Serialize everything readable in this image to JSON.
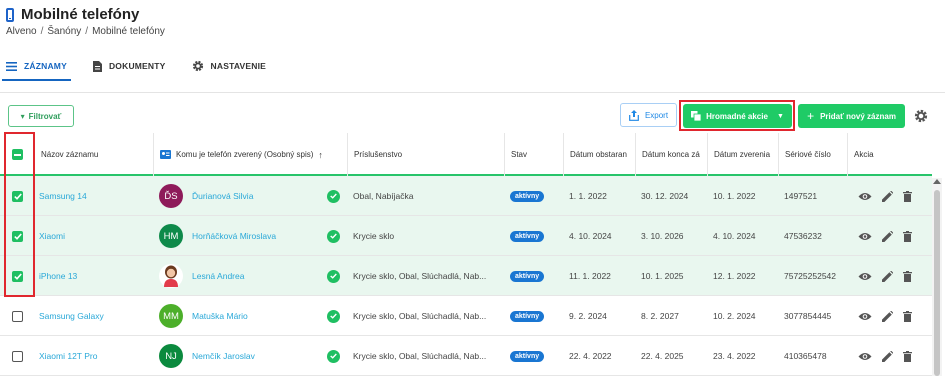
{
  "header": {
    "title": "Mobilné telefóny",
    "breadcrumb": [
      "Alveno",
      "Šanóny",
      "Mobilné telefóny"
    ]
  },
  "tabs": [
    {
      "label": "ZÁZNAMY",
      "icon": "list-icon",
      "active": true
    },
    {
      "label": "DOKUMENTY",
      "icon": "document-icon",
      "active": false
    },
    {
      "label": "NASTAVENIE",
      "icon": "gear-icon",
      "active": false
    }
  ],
  "toolbar": {
    "filter_label": "Filtrovať",
    "export_label": "Export",
    "mass_actions_label": "Hromadné akcie",
    "add_label": "Pridať nový záznam"
  },
  "columns": {
    "name": "Názov záznamu",
    "owner": "Komu je telefón zverený (Osobný spis)",
    "accessories": "Príslušenstvo",
    "status": "Stav",
    "acquired": "Dátum obstaran",
    "end": "Dátum konca zá",
    "assigned": "Dátum zverenia",
    "serial": "Sériové číslo",
    "actions": "Akcia"
  },
  "rows": [
    {
      "name": "Samsung 14",
      "initials": "ĎS",
      "avatar_color": "#8e1b5a",
      "owner": "Ďurianová Silvia",
      "accessories": "Obal, Nabíjačka",
      "status": "aktívny",
      "acquired": "1. 1. 2022",
      "end": "30. 12. 2024",
      "assigned": "10. 1. 2022",
      "serial": "1497521",
      "selected": true
    },
    {
      "name": "Xiaomi",
      "initials": "HM",
      "avatar_color": "#0e8a4a",
      "owner": "Horňáčková Miroslava",
      "accessories": "Krycie sklo",
      "status": "aktívny",
      "acquired": "4. 10. 2024",
      "end": "3. 10. 2026",
      "assigned": "4. 10. 2024",
      "serial": "47536232",
      "selected": true
    },
    {
      "name": "iPhone 13",
      "initials": "",
      "avatar_color": "#ffffff",
      "owner": "Lesná Andrea",
      "accessories": "Krycie sklo, Obal, Slúchadlá, Nab...",
      "status": "aktívny",
      "acquired": "11. 1. 2022",
      "end": "10. 1. 2025",
      "assigned": "12. 1. 2022",
      "serial": "75725252542",
      "selected": true
    },
    {
      "name": "Samsung Galaxy",
      "initials": "MM",
      "avatar_color": "#4caf2a",
      "owner": "Matuška Mário",
      "accessories": "Krycie sklo, Obal, Slúchadlá, Nab...",
      "status": "aktívny",
      "acquired": "9. 2. 2024",
      "end": "8. 2. 2027",
      "assigned": "10. 2. 2024",
      "serial": "3077854445",
      "selected": false
    },
    {
      "name": "Xiaomi 12T Pro",
      "initials": "NJ",
      "avatar_color": "#0b8a3e",
      "owner": "Nemčík Jaroslav",
      "accessories": "Krycie sklo, Obal, Slúchadlá, Nab...",
      "status": "aktívny",
      "acquired": "22. 4. 2022",
      "end": "22. 4. 2025",
      "assigned": "23. 4. 2022",
      "serial": "410365478",
      "selected": false
    }
  ],
  "colors": {
    "accent_green": "#1fcb66",
    "link_blue": "#29a8d8",
    "primary_blue": "#1565c0",
    "highlight_red": "#e0272e"
  }
}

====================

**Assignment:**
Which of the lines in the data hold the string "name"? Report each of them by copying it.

**Exercise solution:**
    "name": "Názov záznamu",
      "name": "Samsung 14",
      "name": "Xiaomi",
      "name": "iPhone 13",
      "name": "Samsung Galaxy",
      "name": "Xiaomi 12T Pro",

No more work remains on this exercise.